Can she give us an example? Wiktoria thinks for a second. Imagine a guy who records videos about cars because he has access to those cars and expert knowledge, she proposes. In the future, he might have a 3D world which you’d access via VR. “You could join the world and see the car he’s talking about for yourself because he’s scanning them to bring them into a 3D world.
People inside the world could race different cars together or sit and chat in a real-life setting, like a bonfire. Maybe people could choose the best features from different cars and via voting, create a new car which will be showcased inside this world — which everyone could test drive or even customize it for themselves.” In short, it would allow a person to create a world entirely dedicated to following this passion and going really in-depth about it.
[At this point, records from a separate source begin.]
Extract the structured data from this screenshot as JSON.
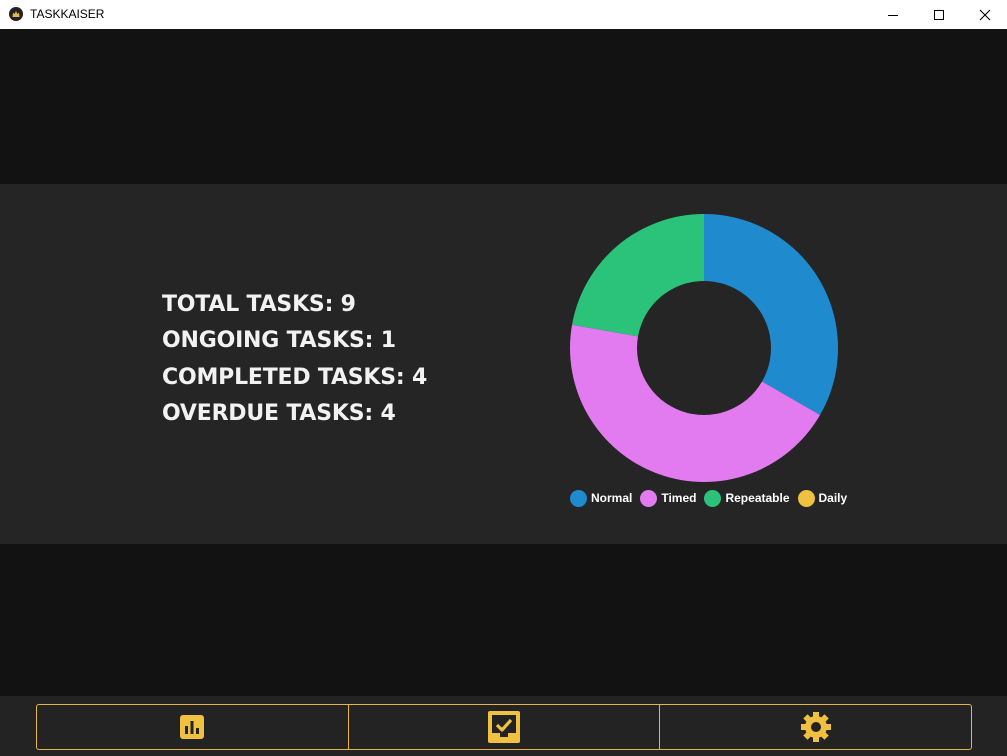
{
  "window": {
    "title": "TASKKAISER",
    "controls": [
      "minimize-icon",
      "maximize-icon",
      "close-icon"
    ]
  },
  "stats": {
    "total": "TOTAL TASKS: 9",
    "ongoing": "ONGOING TASKS: 1",
    "completed": "COMPLETED TASKS: 4",
    "overdue": "OVERDUE TASKS: 4"
  },
  "chart_data": {
    "type": "pie",
    "variant": "doughnut",
    "categories": [
      "Normal",
      "Timed",
      "Repeatable",
      "Daily"
    ],
    "values": [
      3,
      4,
      2,
      0
    ],
    "colors": [
      "#1f8ace",
      "#e27af0",
      "#2bc37a",
      "#f0c040"
    ],
    "legend": "bottom"
  },
  "nav": {
    "items": [
      {
        "name": "stats",
        "icon": "bar-chart-icon"
      },
      {
        "name": "tasks",
        "icon": "checkbox-icon"
      },
      {
        "name": "settings",
        "icon": "gear-icon"
      }
    ],
    "accent": "#f0c040"
  }
}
She also thinks it will usher in another change: an intensification of the community aspect of influencing. While influencing might appear to be carried out by individuals, more often than not, they’re more like companies build around one personality, with graphic designers, video editors managers and assistants all hired to support the creator. For example, MrBeast has 20 people who work for him.
She thinks it’s hard to imagine that one person could take on all the work that creating an entire world would entail. “ if we move towards the metaverse I think it’s going to be even more about creating things together, sharing an audience together.”
Multiple people will be required: “You will have people making the world and making assets because every car, every racetrack, every nose on your avatar, and every piece of clothing needs to be created by somebody. If you have an unlimited number of worlds, an unlimited number of people who create them, you need to have an unlimited number of assets and they need to be created by somebody.”
She thinks it’s also going to get harder for people who are effectively faking their popularity — perhaps they’re making uninteresting content, but are just incredibly good at SEO and promotion. “The Metaverse will be even more about quality.”
However, it won’t all be good. She stresses that moderation will be a challenge: “Facebook’s Horizon Worlds needed to add a safety distance feature after two days on their new platform because people were getting too close to other people and harassing them.” This said, she thinks one answer might be to develop more niche communities so only true enthusiasts are associating with each other.
Alternatively, she suggests this problem might simply disappear when the metaverse is populated by VR natives who conduct themselves with the same respect for other people that they do in real life — you wouldn’t stand oddly close to a stranger at the bus stop, so why would you do it in a virtual world?
Ultimately, however, she thinks it will be 20-30 years before the Metaverse really exists as tech enthusiasts imagine it, “in a utopian way.” For the Metaverse to really start existing, she says, we need major advancement and adoption of VR technology.
She suggests we also need better technology in terms of networking, computing and the cloud and that this will enable more decentralised and high quality open meta platforms, the type of platforms that allow you to create your own worlds easily.
“The next step for the true Metaverse where you find yourself in a Ready Player One kind of world is going to be haptic devices, devices which allow you to control your movement in a digital space in a way that feels natural. Because as long as we need to have a clunky controller in hand and we don’t have natural hand movements and natural face movements, it’s not going to feel very real.”
This said, she believes the ultimate Metaverse will only become a true reality when we have “brain computer interface experiences” — where there’s no need to wave your hand, you just have to think about waving it. On top, to have it all work, she says, we need to create standard that will allow all those platforms, companies and technologies to work seamlessly together.“Once we have all those pieces in place we can dream about a fully decentralised, interoperable and parallel universe.”